DATA EXCERPTS:
====

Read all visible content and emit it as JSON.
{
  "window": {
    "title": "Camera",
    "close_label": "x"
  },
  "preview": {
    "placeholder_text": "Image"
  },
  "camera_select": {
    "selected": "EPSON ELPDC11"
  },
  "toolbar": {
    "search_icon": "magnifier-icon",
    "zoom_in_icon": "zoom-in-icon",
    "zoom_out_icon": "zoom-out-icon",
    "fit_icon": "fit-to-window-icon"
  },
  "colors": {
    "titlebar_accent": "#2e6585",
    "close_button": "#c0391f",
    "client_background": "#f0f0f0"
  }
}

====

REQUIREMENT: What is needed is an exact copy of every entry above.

SOLUTION TO THIS PROBLEM:
Read all visible content and emit it as JSON.
{
  "window": {
    "title": "Camera",
    "close_label": "x"
  },
  "preview": {
    "placeholder_text": "Image"
  },
  "camera_select": {
    "selected": "EPSON ELPDC11"
  },
  "toolbar": {
    "search_icon": "magnifier-icon",
    "zoom_in_icon": "zoom-in-icon",
    "zoom_out_icon": "zoom-out-icon",
    "fit_icon": "fit-to-window-icon"
  },
  "colors": {
    "titlebar_accent": "#2e6585",
    "close_button": "#c0391f",
    "client_background": "#f0f0f0"
  }
}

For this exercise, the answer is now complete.